“He was big, and arrogant, with a broad face like a temple carving and a voice like a church. I fell in love with him and was ready to end my wanderings. He was a scoundrel and a liar, and he claimed to be all sorts of things--one of them being of Pilgrim blood. He told me of Cynosure, and Diaspar, and sailing the Ark of the Infinite. I believed none of it, and never sold the Swan, but leaned back into his lies and dreamed my own dreams.”
“Then one day men in drab uniforms delivered me his hand--not the one with the ring on it--and an eye that could have been anybody’s complete with dangling optic nerve, and when I was sitting there, also handed me a datasquare filled with the regulations of the new provisional authority. I though it was an awfully elaborate way of breaking up with me, and still do. I bundled Wynken Blynken and Nod on board the Swan along with a couple of billions in negotiated currencies, and resumed my trajectory.”
“I am not looking for him, child, and I would appreciate it mightily if you told no one this story. In return, I won’t punish your cabin mates beyond an extremely terrifying interview.” She looked steadily at Jeanette.
“I promise,” she said. “If,” she added hastily, “I can ask you other questions about his stories about the Pilgrims. In private.”
“Done,” said the Captain. “Now I just have to try to figure out how to get this ship out of this trap.

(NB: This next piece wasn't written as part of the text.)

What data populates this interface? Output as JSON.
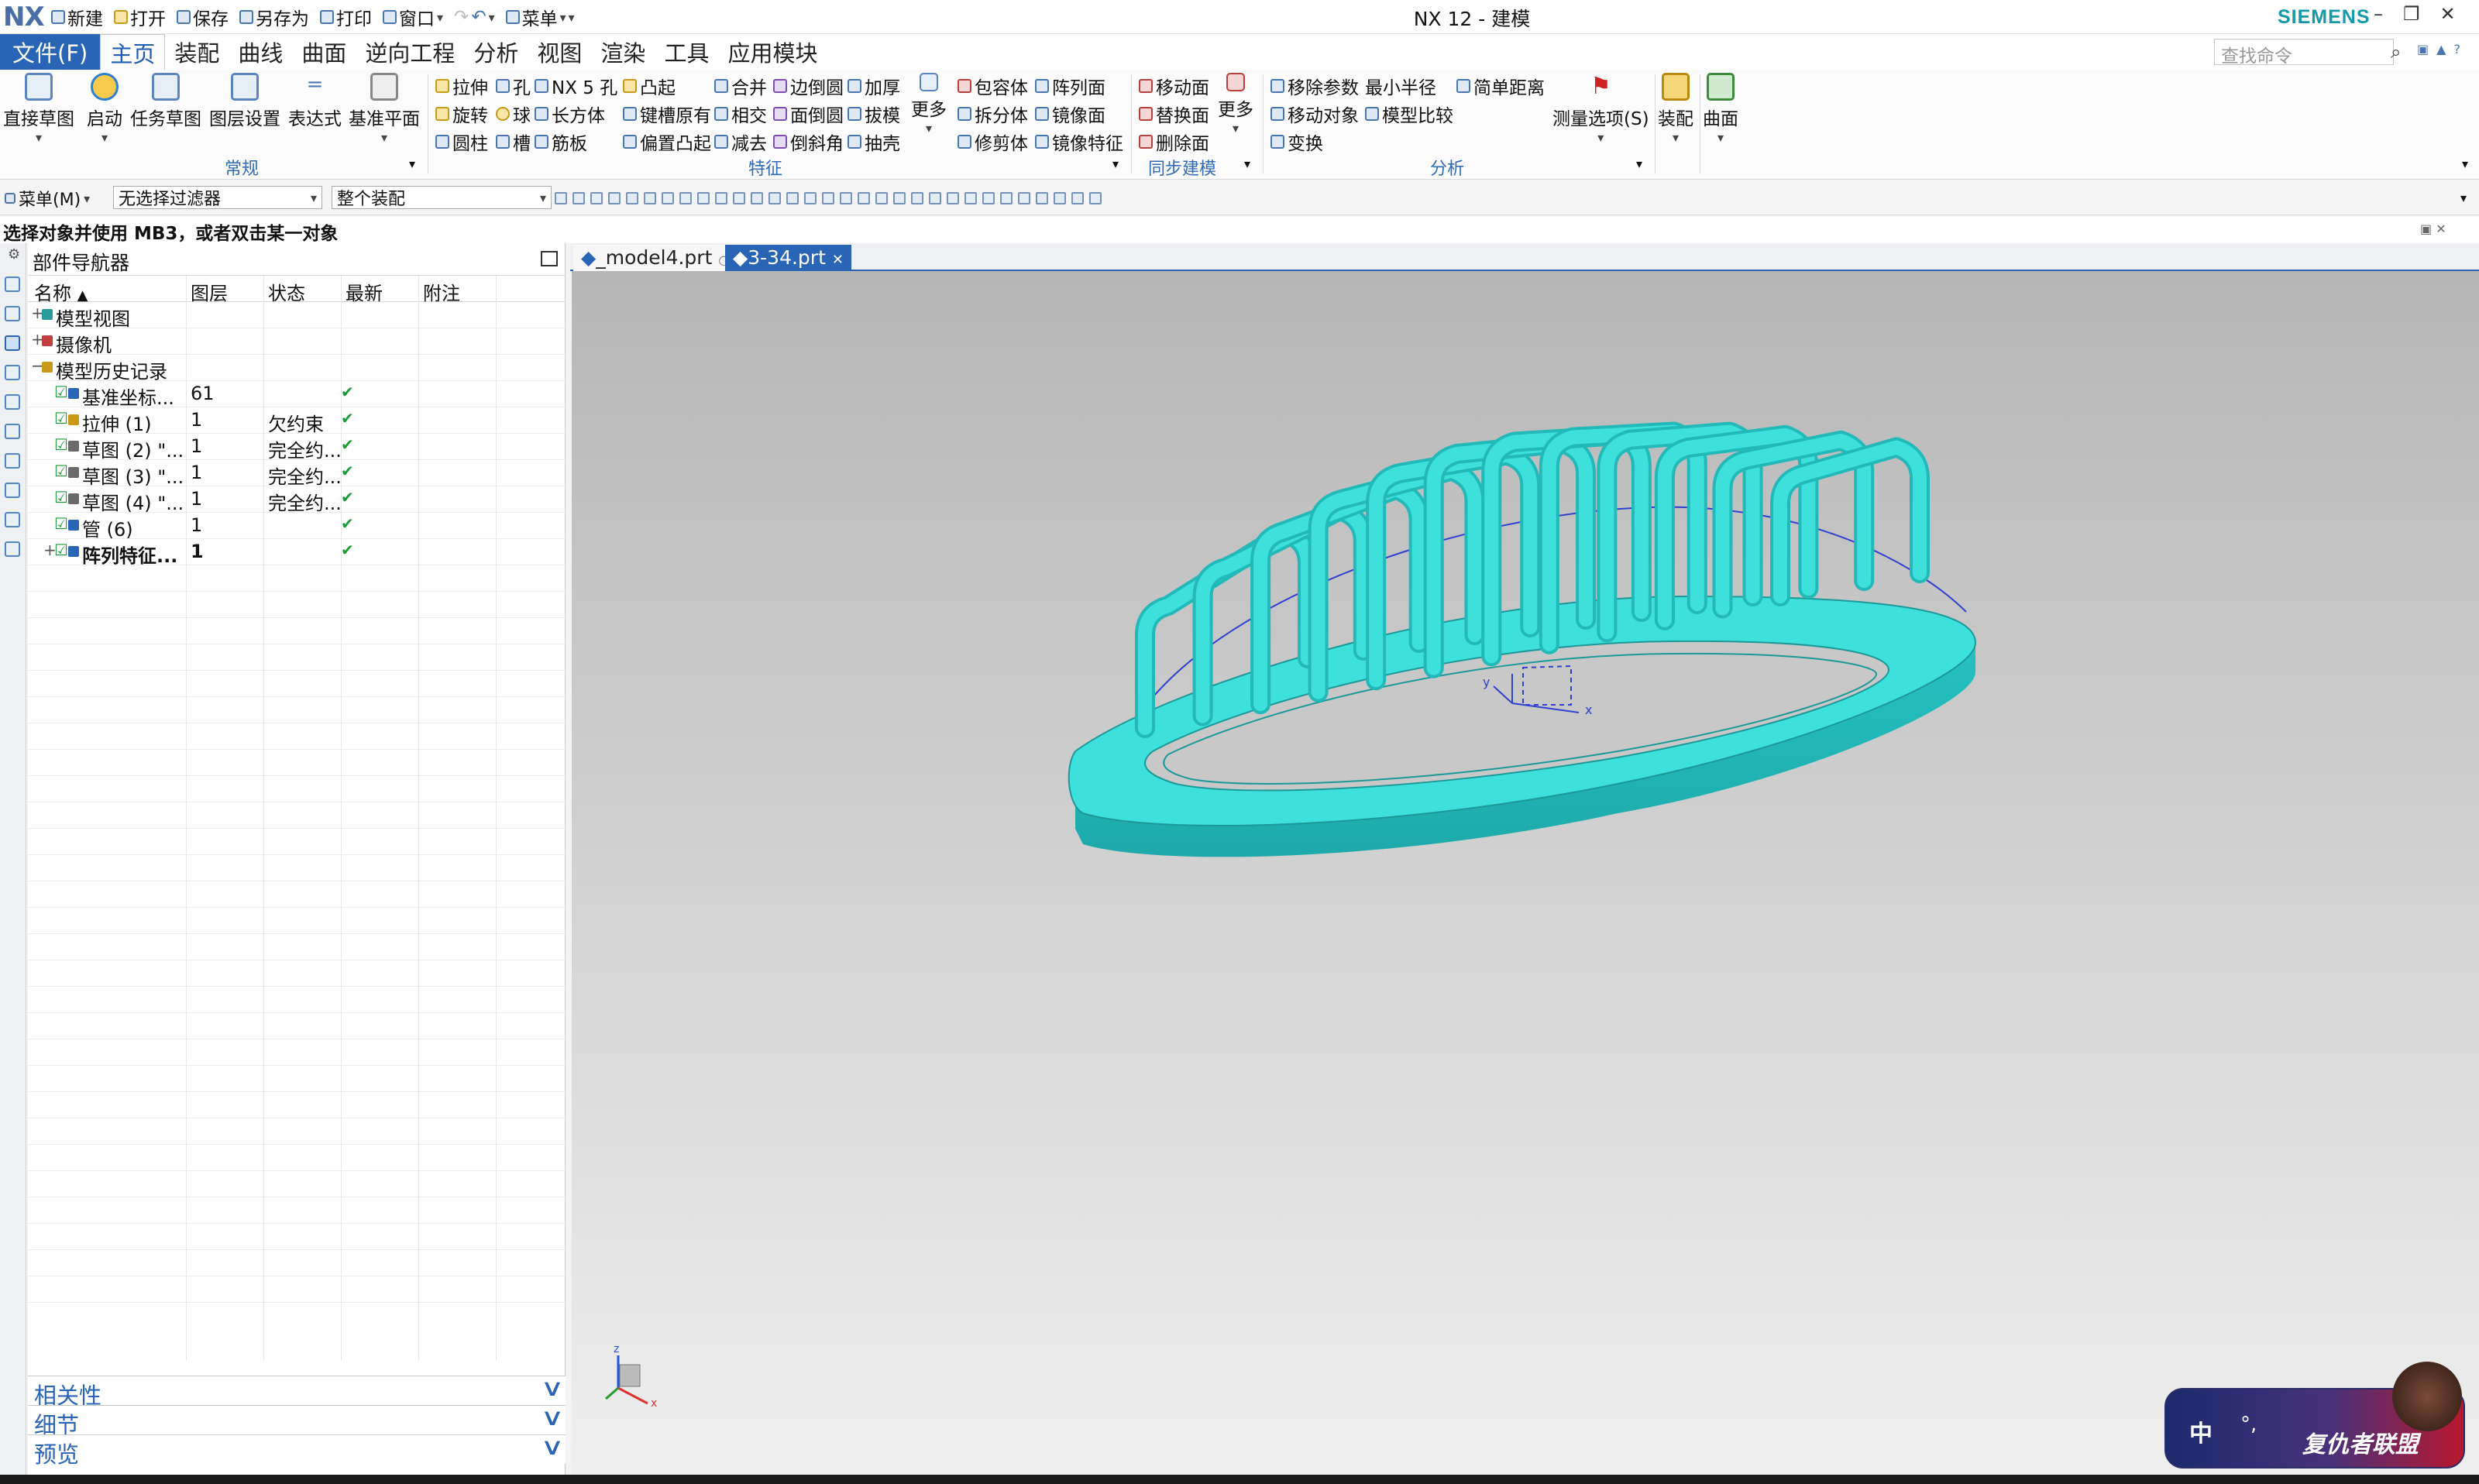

Go. You have my permission to fan my crew’s anxiety as much as pleases you.” She handed Jeanette a small piece of flexible metal for a bookmark.
On the way back to the cabin, she found herself thinking about her own mother Caitlin, and felt guilty because it had seemed like months since she had. When she got to the cabin, six eyes looked anxiously at her.
“I think I got you off the hook,” she said.
They relaxed and went back to playing.
It was at breakfast two ship days later that suddenly a distortion-filled voice came into the room.
“AHOY THE PARADOX SWAN!”
Ngozi stood abruptly up straight, and created a multi-plane readout so everyone could see.
“If you want to continue your journey in safety, center yourself in your wake and follow me!”
Everyone sat there in stunned silence. Jeanette’s father’s gaze kept flipping back and forth from the readout to her.
It was Nod who actually said it out loud.
“It’s you,” she said.